= PROBLEM DESCRIPTION =
All of the data below is to be output without alteration.

= Website and app data records =
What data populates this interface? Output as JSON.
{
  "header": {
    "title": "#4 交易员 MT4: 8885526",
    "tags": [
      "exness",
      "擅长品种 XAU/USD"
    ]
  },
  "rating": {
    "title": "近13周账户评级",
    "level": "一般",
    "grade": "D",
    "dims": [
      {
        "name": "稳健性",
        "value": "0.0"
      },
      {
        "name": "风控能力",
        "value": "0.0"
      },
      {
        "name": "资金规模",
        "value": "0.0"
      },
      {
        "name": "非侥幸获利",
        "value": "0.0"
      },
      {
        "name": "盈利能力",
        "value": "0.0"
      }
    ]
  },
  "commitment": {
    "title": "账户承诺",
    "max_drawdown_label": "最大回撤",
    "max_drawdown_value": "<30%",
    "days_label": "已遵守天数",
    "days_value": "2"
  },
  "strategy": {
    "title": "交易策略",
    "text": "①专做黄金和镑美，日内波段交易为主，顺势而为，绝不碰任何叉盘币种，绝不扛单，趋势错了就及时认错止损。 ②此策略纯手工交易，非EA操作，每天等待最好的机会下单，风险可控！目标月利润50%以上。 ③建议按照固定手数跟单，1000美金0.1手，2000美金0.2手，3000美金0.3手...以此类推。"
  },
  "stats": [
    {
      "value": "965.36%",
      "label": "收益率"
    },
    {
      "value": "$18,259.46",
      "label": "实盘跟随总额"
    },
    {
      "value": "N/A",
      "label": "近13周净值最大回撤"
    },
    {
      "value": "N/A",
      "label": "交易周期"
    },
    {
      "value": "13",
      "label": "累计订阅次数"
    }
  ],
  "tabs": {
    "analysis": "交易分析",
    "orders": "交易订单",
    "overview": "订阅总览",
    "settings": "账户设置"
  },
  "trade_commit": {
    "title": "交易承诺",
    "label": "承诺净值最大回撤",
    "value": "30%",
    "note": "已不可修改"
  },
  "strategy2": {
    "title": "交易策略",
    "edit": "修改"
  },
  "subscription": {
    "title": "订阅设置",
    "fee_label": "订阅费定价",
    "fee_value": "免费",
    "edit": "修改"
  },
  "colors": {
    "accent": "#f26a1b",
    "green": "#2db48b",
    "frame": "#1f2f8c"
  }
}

= SOLUTION TO THIS EXERCISE =
What data populates this interface? Output as JSON.
{
  "header": {
    "title": "#4 交易员 MT4: 8885526",
    "tags": [
      "exness",
      "擅长品种 XAU/USD"
    ]
  },
  "rating": {
    "title": "近13周账户评级",
    "level": "一般",
    "grade": "D",
    "dims": [
      {
        "name": "稳健性",
        "value": "0.0"
      },
      {
        "name": "风控能力",
        "value": "0.0"
      },
      {
        "name": "资金规模",
        "value": "0.0"
      },
      {
        "name": "非侥幸获利",
        "value": "0.0"
      },
      {
        "name": "盈利能力",
        "value": "0.0"
      }
    ]
  },
  "commitment": {
    "title": "账户承诺",
    "max_drawdown_label": "最大回撤",
    "max_drawdown_value": "<30%",
    "days_label": "已遵守天数",
    "days_value": "2"
  },
  "strategy": {
    "title": "交易策略",
    "text": "①专做黄金和镑美，日内波段交易为主，顺势而为，绝不碰任何叉盘币种，绝不扛单，趋势错了就及时认错止损。 ②此策略纯手工交易，非EA操作，每天等待最好的机会下单，风险可控！目标月利润50%以上。 ③建议按照固定手数跟单，1000美金0.1手，2000美金0.2手，3000美金0.3手...以此类推。"
  },
  "stats": [
    {
      "value": "965.36%",
      "label": "收益率"
    },
    {
      "value": "$18,259.46",
      "label": "实盘跟随总额"
    },
    {
      "value": "N/A",
      "label": "近13周净值最大回撤"
    },
    {
      "value": "N/A",
      "label": "交易周期"
    },
    {
      "value": "13",
      "label": "累计订阅次数"
    }
  ],
  "tabs": {
    "analysis": "交易分析",
    "orders": "交易订单",
    "overview": "订阅总览",
    "settings": "账户设置"
  },
  "trade_commit": {
    "title": "交易承诺",
    "label": "承诺净值最大回撤",
    "value": "30%",
    "note": "已不可修改"
  },
  "strategy2": {
    "title": "交易策略",
    "edit": "修改"
  },
  "subscription": {
    "title": "订阅设置",
    "fee_label": "订阅费定价",
    "fee_value": "免费",
    "edit": "修改"
  },
  "colors": {
    "accent": "#f26a1b",
    "green": "#2db48b",
    "frame": "#1f2f8c"
  }
}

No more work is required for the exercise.